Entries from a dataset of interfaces
▽

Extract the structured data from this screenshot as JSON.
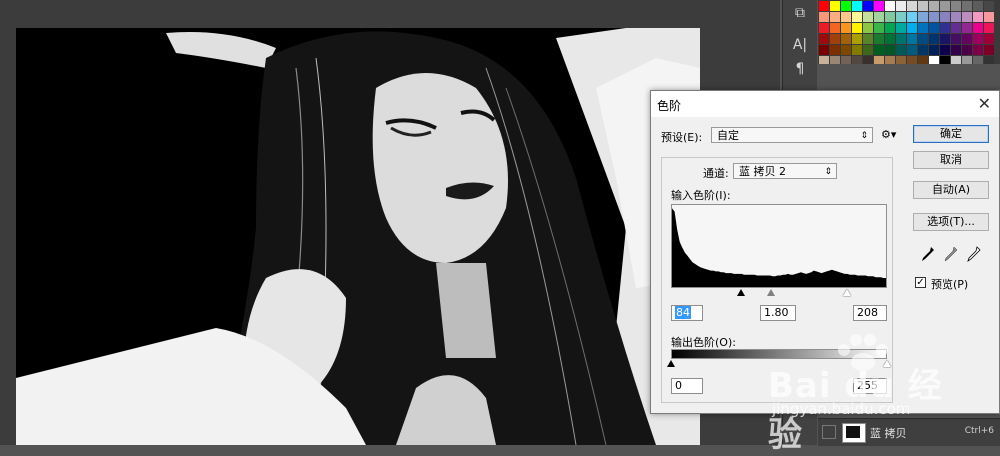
{
  "dialog": {
    "title": "色阶",
    "preset_label": "预设(E):",
    "preset_value": "自定",
    "channel_label": "通道:",
    "channel_value": "蓝 拷贝 2",
    "input_levels_label": "输入色阶(I):",
    "input_black": "84",
    "input_gamma": "1.80",
    "input_white": "208",
    "output_levels_label": "输出色阶(O):",
    "output_black": "0",
    "output_white": "255",
    "buttons": {
      "ok": "确定",
      "cancel": "取消",
      "auto": "自动(A)",
      "options": "选项(T)..."
    },
    "preview_label": "预览(P)",
    "preview_checked": true,
    "close_glyph": "✕",
    "gear_glyph": "⚙▾"
  },
  "layer": {
    "name": "蓝 拷贝",
    "shortcut": "Ctrl+6"
  },
  "watermark": {
    "brand": "Bai du 经验",
    "url": "jingyan.baidu.com"
  },
  "tools": {
    "char_icon": "A|",
    "para_icon": "¶"
  },
  "histogram": [
    96,
    92,
    70,
    55,
    48,
    42,
    38,
    34,
    30,
    28,
    26,
    24,
    23,
    22,
    21,
    20,
    20,
    19,
    19,
    18,
    18,
    17,
    17,
    17,
    16,
    16,
    16,
    16,
    15,
    15,
    15,
    15,
    15,
    14,
    14,
    14,
    14,
    14,
    14,
    13,
    13,
    14,
    14,
    15,
    15,
    16,
    15,
    15,
    16,
    17,
    18,
    17,
    16,
    17,
    18,
    20,
    19,
    18,
    17,
    18,
    19,
    20,
    21,
    20,
    19,
    18,
    17,
    16,
    16,
    15,
    15,
    15,
    14,
    14,
    14,
    14,
    13,
    13,
    13,
    12,
    12,
    12,
    11,
    11
  ],
  "swatch_colors": [
    "#ff0000",
    "#ffff00",
    "#00ff00",
    "#00ffff",
    "#0000ff",
    "#ff00ff",
    "#ffffff",
    "#ebebeb",
    "#d6d6d6",
    "#c2c2c2",
    "#adadad",
    "#999999",
    "#858585",
    "#707070",
    "#5c5c5c",
    "#474747",
    "#f7977a",
    "#f9ad81",
    "#fdc68a",
    "#fff79a",
    "#c4df9b",
    "#a2d39c",
    "#82ca9d",
    "#7bcdc8",
    "#6ecff6",
    "#7ea7d8",
    "#8493ca",
    "#8882be",
    "#a187be",
    "#bc8dbf",
    "#f49ac2",
    "#f6989d",
    "#ed1c24",
    "#f26522",
    "#f7941d",
    "#fff200",
    "#8dc63f",
    "#39b54a",
    "#00a651",
    "#00a99d",
    "#00aeef",
    "#0072bc",
    "#0054a6",
    "#2e3192",
    "#662d91",
    "#92278f",
    "#ec008c",
    "#ed145b",
    "#9e0b0f",
    "#a0410d",
    "#a36209",
    "#aba000",
    "#598527",
    "#1a7b30",
    "#007236",
    "#00746b",
    "#0076a3",
    "#004b80",
    "#003471",
    "#1b1464",
    "#440e62",
    "#630460",
    "#9e005d",
    "#9e0039",
    "#790000",
    "#7b2e00",
    "#7d4900",
    "#827b00",
    "#406618",
    "#005e20",
    "#005826",
    "#005952",
    "#005b7f",
    "#003663",
    "#002157",
    "#0d004c",
    "#32004b",
    "#4b0049",
    "#7b0046",
    "#7a0026",
    "#c7b299",
    "#998675",
    "#736357",
    "#534741",
    "#37302d",
    "#c69c6d",
    "#a67c52",
    "#8c6239",
    "#754c24",
    "#603913",
    "#ffffff",
    "#000000",
    "#cccccc",
    "#999999",
    "#666666",
    "#333333"
  ]
}
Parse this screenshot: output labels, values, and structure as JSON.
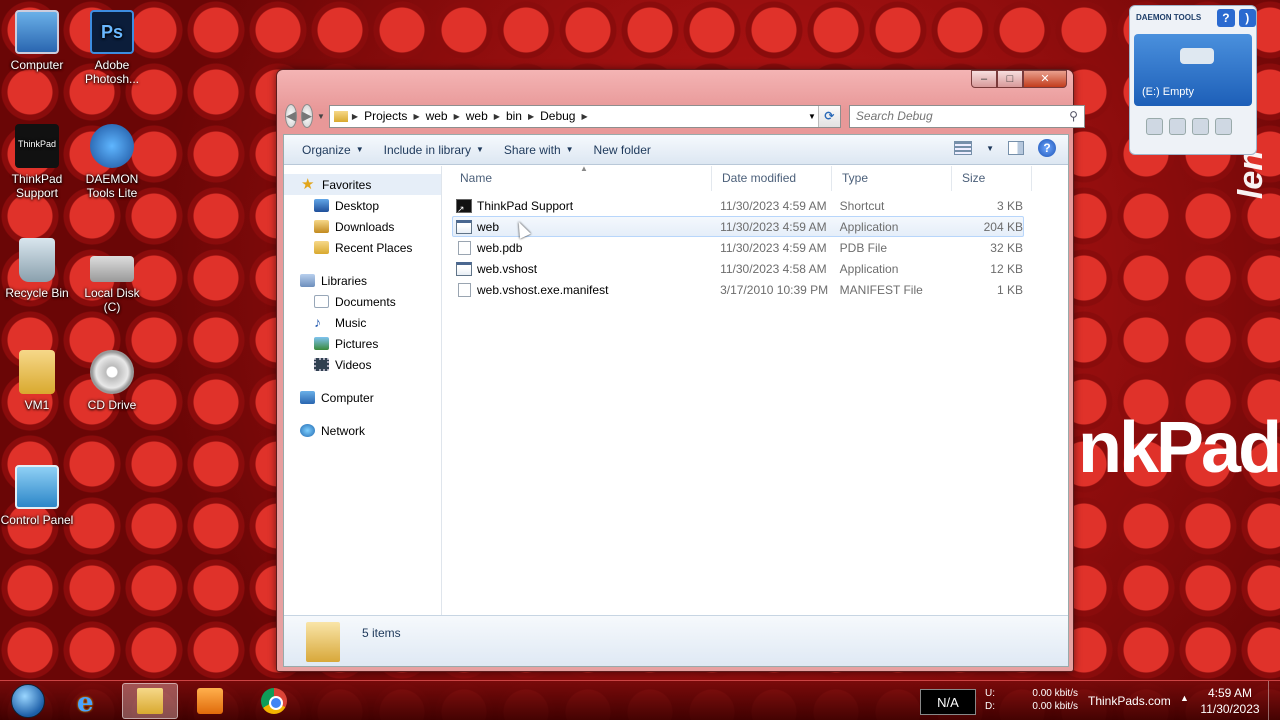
{
  "desktop": {
    "icons": [
      {
        "label": "Computer",
        "icon": "computer-icon"
      },
      {
        "label": "Adobe Photosh...",
        "icon": "photoshop-icon",
        "glyph": "Ps"
      },
      {
        "label": "ThinkPad Support",
        "icon": "thinkpad-icon",
        "glyph": "ThinkPad"
      },
      {
        "label": "DAEMON Tools Lite",
        "icon": "daemon-tools-icon"
      },
      {
        "label": "Recycle Bin",
        "icon": "recycle-bin-icon"
      },
      {
        "label": "Local Disk (C)",
        "icon": "local-disk-icon"
      },
      {
        "label": "VM1",
        "icon": "folder-icon"
      },
      {
        "label": "CD Drive",
        "icon": "cd-drive-icon"
      },
      {
        "label": "Control Panel",
        "icon": "control-panel-icon"
      }
    ],
    "wallpaper_brand_vertical": "len",
    "wallpaper_brand": "nkPad"
  },
  "daemon_gadget": {
    "logo": "DAEMON TOOLS",
    "help_glyph": "?",
    "drive_label": "(E:) Empty"
  },
  "window": {
    "caption": {
      "minimize": "–",
      "maximize": "□",
      "close": "✕"
    },
    "back_glyph": "◀",
    "forward_glyph": "▶",
    "breadcrumb": [
      "Projects",
      "web",
      "web",
      "bin",
      "Debug"
    ],
    "search_placeholder": "Search Debug",
    "toolbar": {
      "organize": "Organize",
      "include_in_library": "Include in library",
      "share_with": "Share with",
      "new_folder": "New folder",
      "help_glyph": "?"
    },
    "nav": {
      "favorites": "Favorites",
      "desktop": "Desktop",
      "downloads": "Downloads",
      "recent_places": "Recent Places",
      "libraries": "Libraries",
      "documents": "Documents",
      "music": "Music",
      "pictures": "Pictures",
      "videos": "Videos",
      "computer": "Computer",
      "network": "Network"
    },
    "columns": {
      "name": "Name",
      "date": "Date modified",
      "type": "Type",
      "size": "Size"
    },
    "files": [
      {
        "name": "ThinkPad Support",
        "date": "11/30/2023 4:59 AM",
        "type": "Shortcut",
        "size": "3 KB",
        "icon": "shortcut-icon"
      },
      {
        "name": "web",
        "date": "11/30/2023 4:59 AM",
        "type": "Application",
        "size": "204 KB",
        "icon": "application-icon"
      },
      {
        "name": "web.pdb",
        "date": "11/30/2023 4:59 AM",
        "type": "PDB File",
        "size": "32 KB",
        "icon": "file-icon"
      },
      {
        "name": "web.vshost",
        "date": "11/30/2023 4:58 AM",
        "type": "Application",
        "size": "12 KB",
        "icon": "application-icon"
      },
      {
        "name": "web.vshost.exe.manifest",
        "date": "3/17/2010 10:39 PM",
        "type": "MANIFEST File",
        "size": "1 KB",
        "icon": "file-icon"
      }
    ],
    "item_count": "5 items"
  },
  "taskbar": {
    "ie_glyph": "e",
    "network_status": "N/A",
    "upload_label": "U:",
    "download_label": "D:",
    "upload_speed": "0.00 kbit/s",
    "download_speed": "0.00 kbit/s",
    "tray_text": "ThinkPads.com",
    "tray_expand": "▲",
    "time": "4:59 AM",
    "date": "11/30/2023"
  }
}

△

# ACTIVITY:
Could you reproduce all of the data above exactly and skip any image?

# ANSWER SECTION:
Extract the structured data from this screenshot as JSON.
{
  "dialog": {
    "title": "色阶",
    "preset_label": "预设(E):",
    "preset_value": "自定",
    "channel_label": "通道:",
    "channel_value": "蓝 拷贝 2",
    "input_levels_label": "输入色阶(I):",
    "input_black": "84",
    "input_gamma": "1.80",
    "input_white": "208",
    "output_levels_label": "输出色阶(O):",
    "output_black": "0",
    "output_white": "255",
    "buttons": {
      "ok": "确定",
      "cancel": "取消",
      "auto": "自动(A)",
      "options": "选项(T)..."
    },
    "preview_label": "预览(P)",
    "preview_checked": true,
    "close_glyph": "✕",
    "gear_glyph": "⚙▾"
  },
  "layer": {
    "name": "蓝 拷贝",
    "shortcut": "Ctrl+6"
  },
  "watermark": {
    "brand": "Bai du 经验",
    "url": "jingyan.baidu.com"
  },
  "tools": {
    "char_icon": "A|",
    "para_icon": "¶"
  },
  "histogram": [
    96,
    92,
    70,
    55,
    48,
    42,
    38,
    34,
    30,
    28,
    26,
    24,
    23,
    22,
    21,
    20,
    20,
    19,
    19,
    18,
    18,
    17,
    17,
    17,
    16,
    16,
    16,
    16,
    15,
    15,
    15,
    15,
    15,
    14,
    14,
    14,
    14,
    14,
    14,
    13,
    13,
    14,
    14,
    15,
    15,
    16,
    15,
    15,
    16,
    17,
    18,
    17,
    16,
    17,
    18,
    20,
    19,
    18,
    17,
    18,
    19,
    20,
    21,
    20,
    19,
    18,
    17,
    16,
    16,
    15,
    15,
    15,
    14,
    14,
    14,
    14,
    13,
    13,
    13,
    12,
    12,
    12,
    11,
    11
  ],
  "swatch_colors": [
    "#ff0000",
    "#ffff00",
    "#00ff00",
    "#00ffff",
    "#0000ff",
    "#ff00ff",
    "#ffffff",
    "#ebebeb",
    "#d6d6d6",
    "#c2c2c2",
    "#adadad",
    "#999999",
    "#858585",
    "#707070",
    "#5c5c5c",
    "#474747",
    "#f7977a",
    "#f9ad81",
    "#fdc68a",
    "#fff79a",
    "#c4df9b",
    "#a2d39c",
    "#82ca9d",
    "#7bcdc8",
    "#6ecff6",
    "#7ea7d8",
    "#8493ca",
    "#8882be",
    "#a187be",
    "#bc8dbf",
    "#f49ac2",
    "#f6989d",
    "#ed1c24",
    "#f26522",
    "#f7941d",
    "#fff200",
    "#8dc63f",
    "#39b54a",
    "#00a651",
    "#00a99d",
    "#00aeef",
    "#0072bc",
    "#0054a6",
    "#2e3192",
    "#662d91",
    "#92278f",
    "#ec008c",
    "#ed145b",
    "#9e0b0f",
    "#a0410d",
    "#a36209",
    "#aba000",
    "#598527",
    "#1a7b30",
    "#007236",
    "#00746b",
    "#0076a3",
    "#004b80",
    "#003471",
    "#1b1464",
    "#440e62",
    "#630460",
    "#9e005d",
    "#9e0039",
    "#790000",
    "#7b2e00",
    "#7d4900",
    "#827b00",
    "#406618",
    "#005e20",
    "#005826",
    "#005952",
    "#005b7f",
    "#003663",
    "#002157",
    "#0d004c",
    "#32004b",
    "#4b0049",
    "#7b0046",
    "#7a0026",
    "#c7b299",
    "#998675",
    "#736357",
    "#534741",
    "#37302d",
    "#c69c6d",
    "#a67c52",
    "#8c6239",
    "#754c24",
    "#603913",
    "#ffffff",
    "#000000",
    "#cccccc",
    "#999999",
    "#666666",
    "#333333"
  ]
}
Parse this screenshot: output labels, values, and structure as JSON.
{
  "desktop": {
    "icons": [
      {
        "label": "Computer",
        "icon": "computer-icon"
      },
      {
        "label": "Adobe Photosh...",
        "icon": "photoshop-icon",
        "glyph": "Ps"
      },
      {
        "label": "ThinkPad Support",
        "icon": "thinkpad-icon",
        "glyph": "ThinkPad"
      },
      {
        "label": "DAEMON Tools Lite",
        "icon": "daemon-tools-icon"
      },
      {
        "label": "Recycle Bin",
        "icon": "recycle-bin-icon"
      },
      {
        "label": "Local Disk (C)",
        "icon": "local-disk-icon"
      },
      {
        "label": "VM1",
        "icon": "folder-icon"
      },
      {
        "label": "CD Drive",
        "icon": "cd-drive-icon"
      },
      {
        "label": "Control Panel",
        "icon": "control-panel-icon"
      }
    ],
    "wallpaper_brand_vertical": "len",
    "wallpaper_brand": "nkPad"
  },
  "daemon_gadget": {
    "logo": "DAEMON TOOLS",
    "help_glyph": "?",
    "drive_label": "(E:) Empty"
  },
  "window": {
    "caption": {
      "minimize": "–",
      "maximize": "□",
      "close": "✕"
    },
    "back_glyph": "◀",
    "forward_glyph": "▶",
    "breadcrumb": [
      "Projects",
      "web",
      "web",
      "bin",
      "Debug"
    ],
    "search_placeholder": "Search Debug",
    "toolbar": {
      "organize": "Organize",
      "include_in_library": "Include in library",
      "share_with": "Share with",
      "new_folder": "New folder",
      "help_glyph": "?"
    },
    "nav": {
      "favorites": "Favorites",
      "desktop": "Desktop",
      "downloads": "Downloads",
      "recent_places": "Recent Places",
      "libraries": "Libraries",
      "documents": "Documents",
      "music": "Music",
      "pictures": "Pictures",
      "videos": "Videos",
      "computer": "Computer",
      "network": "Network"
    },
    "columns": {
      "name": "Name",
      "date": "Date modified",
      "type": "Type",
      "size": "Size"
    },
    "files": [
      {
        "name": "ThinkPad Support",
        "date": "11/30/2023 4:59 AM",
        "type": "Shortcut",
        "size": "3 KB",
        "icon": "shortcut-icon"
      },
      {
        "name": "web",
        "date": "11/30/2023 4:59 AM",
        "type": "Application",
        "size": "204 KB",
        "icon": "application-icon"
      },
      {
        "name": "web.pdb",
        "date": "11/30/2023 4:59 AM",
        "type": "PDB File",
        "size": "32 KB",
        "icon": "file-icon"
      },
      {
        "name": "web.vshost",
        "date": "11/30/2023 4:58 AM",
        "type": "Application",
        "size": "12 KB",
        "icon": "application-icon"
      },
      {
        "name": "web.vshost.exe.manifest",
        "date": "3/17/2010 10:39 PM",
        "type": "MANIFEST File",
        "size": "1 KB",
        "icon": "file-icon"
      }
    ],
    "item_count": "5 items"
  },
  "taskbar": {
    "ie_glyph": "e",
    "network_status": "N/A",
    "upload_label": "U:",
    "download_label": "D:",
    "upload_speed": "0.00 kbit/s",
    "download_speed": "0.00 kbit/s",
    "tray_text": "ThinkPads.com",
    "tray_expand": "▲",
    "time": "4:59 AM",
    "date": "11/30/2023"
  }
}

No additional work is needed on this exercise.